With our leader’s commitment to open nominations and the importance of selling memberships during that time, making sure the membership rules are applied fairly has been a big part of my job as we build our team for victory in 2015. Membership challenges and investigations are a part of the process and sometimes the National Membership Secretary has the responsibility of interpreting the Membership rules and making decisions about potential violations. My point of reference has always been to ensure that the rights of members are the first priority.
Throughout this time, whenever possible I have lent a hand at nomination meetings here in Quebec. Not only do I think it’s important to volunteer wherever I can in this important process, but in working at the “Solutions table” I get to see firsthand what sort of glitches there can be in the membership lists and in many cases, resolve them on the spot. Often it’s just a case of a spelling mistake or names being reversed and with a few verifications we can make sure the member gets to vote. Hopefully, the experience of voting in these meetings is a good warm-up for members who may need to make sure their identification documents are up to date for the general election.

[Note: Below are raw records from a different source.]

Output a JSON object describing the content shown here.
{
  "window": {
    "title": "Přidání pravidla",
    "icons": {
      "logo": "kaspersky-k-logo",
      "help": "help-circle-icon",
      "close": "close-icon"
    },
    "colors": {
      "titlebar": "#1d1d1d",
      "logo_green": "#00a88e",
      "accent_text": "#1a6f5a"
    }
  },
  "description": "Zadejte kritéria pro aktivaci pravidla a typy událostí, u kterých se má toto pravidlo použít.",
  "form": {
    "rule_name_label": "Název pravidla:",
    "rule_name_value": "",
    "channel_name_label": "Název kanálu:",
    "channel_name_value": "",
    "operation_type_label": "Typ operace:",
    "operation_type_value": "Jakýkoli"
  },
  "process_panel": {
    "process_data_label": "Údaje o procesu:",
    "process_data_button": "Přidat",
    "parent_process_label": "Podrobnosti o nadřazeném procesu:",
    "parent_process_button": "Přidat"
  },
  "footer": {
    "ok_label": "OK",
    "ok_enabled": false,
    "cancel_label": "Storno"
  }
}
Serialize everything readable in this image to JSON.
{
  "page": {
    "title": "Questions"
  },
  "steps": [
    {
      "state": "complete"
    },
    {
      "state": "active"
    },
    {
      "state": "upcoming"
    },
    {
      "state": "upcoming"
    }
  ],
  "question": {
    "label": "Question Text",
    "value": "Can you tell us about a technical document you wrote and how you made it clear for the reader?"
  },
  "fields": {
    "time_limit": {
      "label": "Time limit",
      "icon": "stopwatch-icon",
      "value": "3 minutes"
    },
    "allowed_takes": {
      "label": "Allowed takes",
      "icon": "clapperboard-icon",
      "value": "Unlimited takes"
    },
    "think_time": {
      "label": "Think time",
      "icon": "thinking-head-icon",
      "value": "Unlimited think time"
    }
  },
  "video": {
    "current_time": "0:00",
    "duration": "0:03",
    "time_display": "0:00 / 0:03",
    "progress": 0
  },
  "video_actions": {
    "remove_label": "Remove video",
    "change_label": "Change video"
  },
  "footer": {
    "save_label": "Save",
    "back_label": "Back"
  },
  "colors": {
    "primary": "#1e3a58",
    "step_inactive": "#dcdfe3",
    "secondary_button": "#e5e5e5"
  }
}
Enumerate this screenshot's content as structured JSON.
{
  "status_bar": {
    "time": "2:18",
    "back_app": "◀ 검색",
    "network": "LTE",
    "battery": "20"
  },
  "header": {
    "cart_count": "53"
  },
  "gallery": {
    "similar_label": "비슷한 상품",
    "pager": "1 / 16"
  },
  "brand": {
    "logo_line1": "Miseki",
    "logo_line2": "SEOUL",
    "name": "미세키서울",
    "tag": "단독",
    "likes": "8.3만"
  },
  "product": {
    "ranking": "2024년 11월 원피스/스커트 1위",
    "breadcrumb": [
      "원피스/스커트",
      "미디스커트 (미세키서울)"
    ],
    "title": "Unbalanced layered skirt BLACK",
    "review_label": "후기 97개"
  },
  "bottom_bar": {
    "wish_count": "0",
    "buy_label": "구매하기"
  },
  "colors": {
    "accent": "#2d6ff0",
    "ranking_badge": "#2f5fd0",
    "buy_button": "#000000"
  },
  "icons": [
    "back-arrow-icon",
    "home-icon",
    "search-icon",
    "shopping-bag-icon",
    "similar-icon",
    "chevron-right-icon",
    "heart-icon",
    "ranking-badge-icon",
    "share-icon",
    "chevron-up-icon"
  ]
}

As we come to the end of the first year of the mandate, there are still many issues that I hope to address: Commission access to membership lists, help for ridings looking to build or support membership, the term of membership and creating a welcome kit for ridings, and I’m looking forward to getting to work on these challenges. Obviously, I can’t do it alone, so my short term goal is to set up a National Membership Working Group, to help think through ways of addressing issues such as delays in delivering membership forms from northern or rural ridings, how to facilitate membership for those who have trouble with paying the fee and how to more effectively manage the production and delivery of membership cards for those who want them. I would be happy to know what you, the members on the ground, are experiencing, so please don’t hesitate to reach out to me and let me know what’s on your mind!
Inconvenient comment #1:

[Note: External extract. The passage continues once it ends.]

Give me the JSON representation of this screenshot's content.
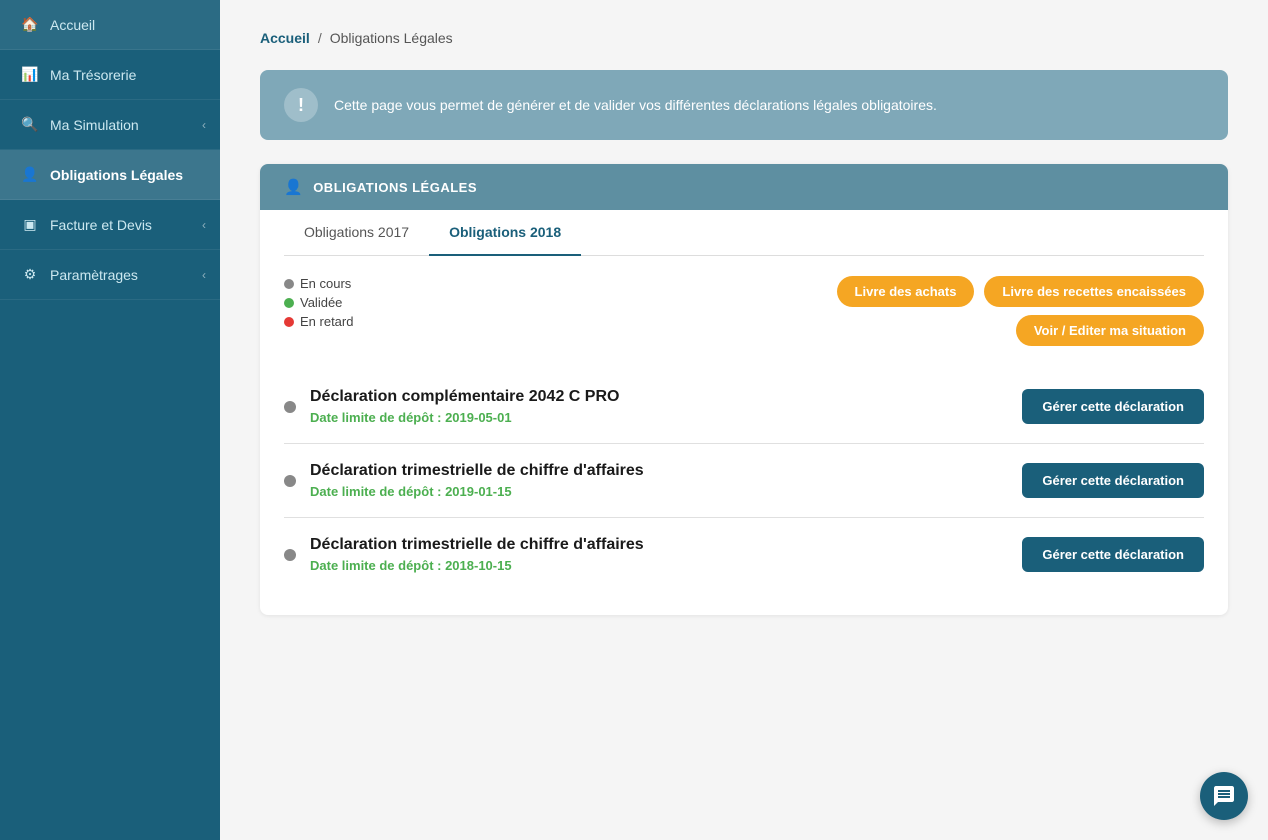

Inconvenient Comment #2:
Former Conservative Finance Minister – the late Jim Flaherty – ruled out dipping into contingency fund last year to balance the books:
Flaherty told CBC News it would be “imprudent” to do so as the fund has frequently proven necessary. “If you do the arithmetic, we could have had a budget balanced by $100,000,” Flaherty said at the time. “I prefer to have a nice clean surplus.”
Inconvenient Comment #3:
Again from Jim Flaherty: this time rejecting dipping into the EI fund to balance the books:
“We do not take EI funds and use them to balance the budget. That’s what the Liberals did,”
Very Prescient Comment:
In that same article, now what the Parliamentary Budget Office said that has come true (denied by Flaherty, by the way):
A Parliamentary Budget Office report released Thursday said the Conservative government may need to depend on artificially high EI premiums, asset sales and spending restraint to balance the budget by the 2015 election.
Just some interesting things to remember what was said, don’t you think?